> [What is being asked] Without the images, write out the entries word for word.

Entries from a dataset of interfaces
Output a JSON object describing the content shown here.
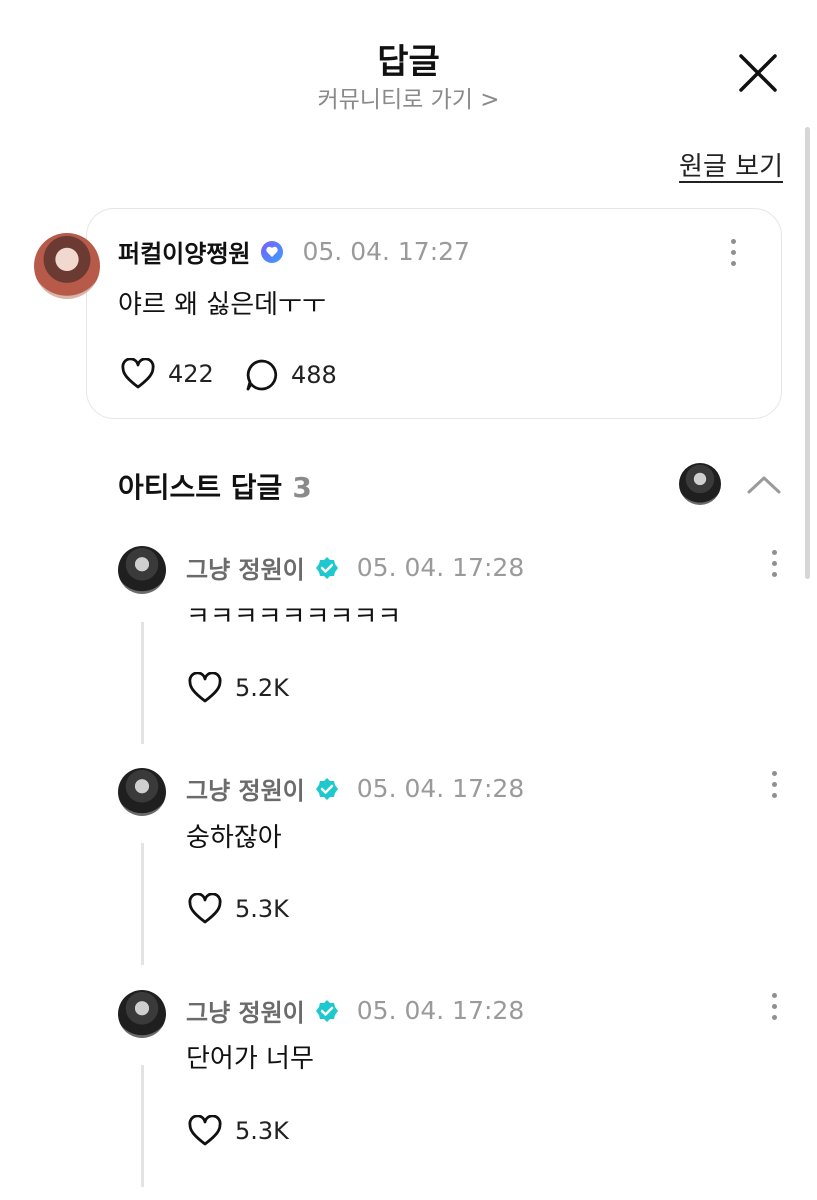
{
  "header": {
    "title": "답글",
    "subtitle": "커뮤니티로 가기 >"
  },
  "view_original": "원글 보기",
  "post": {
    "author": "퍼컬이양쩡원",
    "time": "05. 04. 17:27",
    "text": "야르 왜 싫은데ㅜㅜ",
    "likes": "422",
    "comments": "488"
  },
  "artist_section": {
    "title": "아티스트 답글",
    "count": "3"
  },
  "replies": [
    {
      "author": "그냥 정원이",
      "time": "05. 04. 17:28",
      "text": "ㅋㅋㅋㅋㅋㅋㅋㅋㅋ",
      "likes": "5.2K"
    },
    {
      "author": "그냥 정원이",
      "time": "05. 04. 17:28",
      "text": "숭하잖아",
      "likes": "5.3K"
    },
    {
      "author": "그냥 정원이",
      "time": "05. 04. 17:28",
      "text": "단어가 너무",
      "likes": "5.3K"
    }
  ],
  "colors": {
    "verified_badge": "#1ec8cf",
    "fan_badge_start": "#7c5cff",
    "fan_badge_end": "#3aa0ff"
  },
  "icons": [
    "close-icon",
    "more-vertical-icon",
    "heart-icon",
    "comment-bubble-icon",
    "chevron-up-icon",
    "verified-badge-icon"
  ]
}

> [Response]
Output a JSON object describing the content shown here.
{
  "header": {
    "title": "답글",
    "subtitle": "커뮤니티로 가기 >"
  },
  "view_original": "원글 보기",
  "post": {
    "author": "퍼컬이양쩡원",
    "time": "05. 04. 17:27",
    "text": "야르 왜 싫은데ㅜㅜ",
    "likes": "422",
    "comments": "488"
  },
  "artist_section": {
    "title": "아티스트 답글",
    "count": "3"
  },
  "replies": [
    {
      "author": "그냥 정원이",
      "time": "05. 04. 17:28",
      "text": "ㅋㅋㅋㅋㅋㅋㅋㅋㅋ",
      "likes": "5.2K"
    },
    {
      "author": "그냥 정원이",
      "time": "05. 04. 17:28",
      "text": "숭하잖아",
      "likes": "5.3K"
    },
    {
      "author": "그냥 정원이",
      "time": "05. 04. 17:28",
      "text": "단어가 너무",
      "likes": "5.3K"
    }
  ],
  "colors": {
    "verified_badge": "#1ec8cf",
    "fan_badge_start": "#7c5cff",
    "fan_badge_end": "#3aa0ff"
  },
  "icons": [
    "close-icon",
    "more-vertical-icon",
    "heart-icon",
    "comment-bubble-icon",
    "chevron-up-icon",
    "verified-badge-icon"
  ]
}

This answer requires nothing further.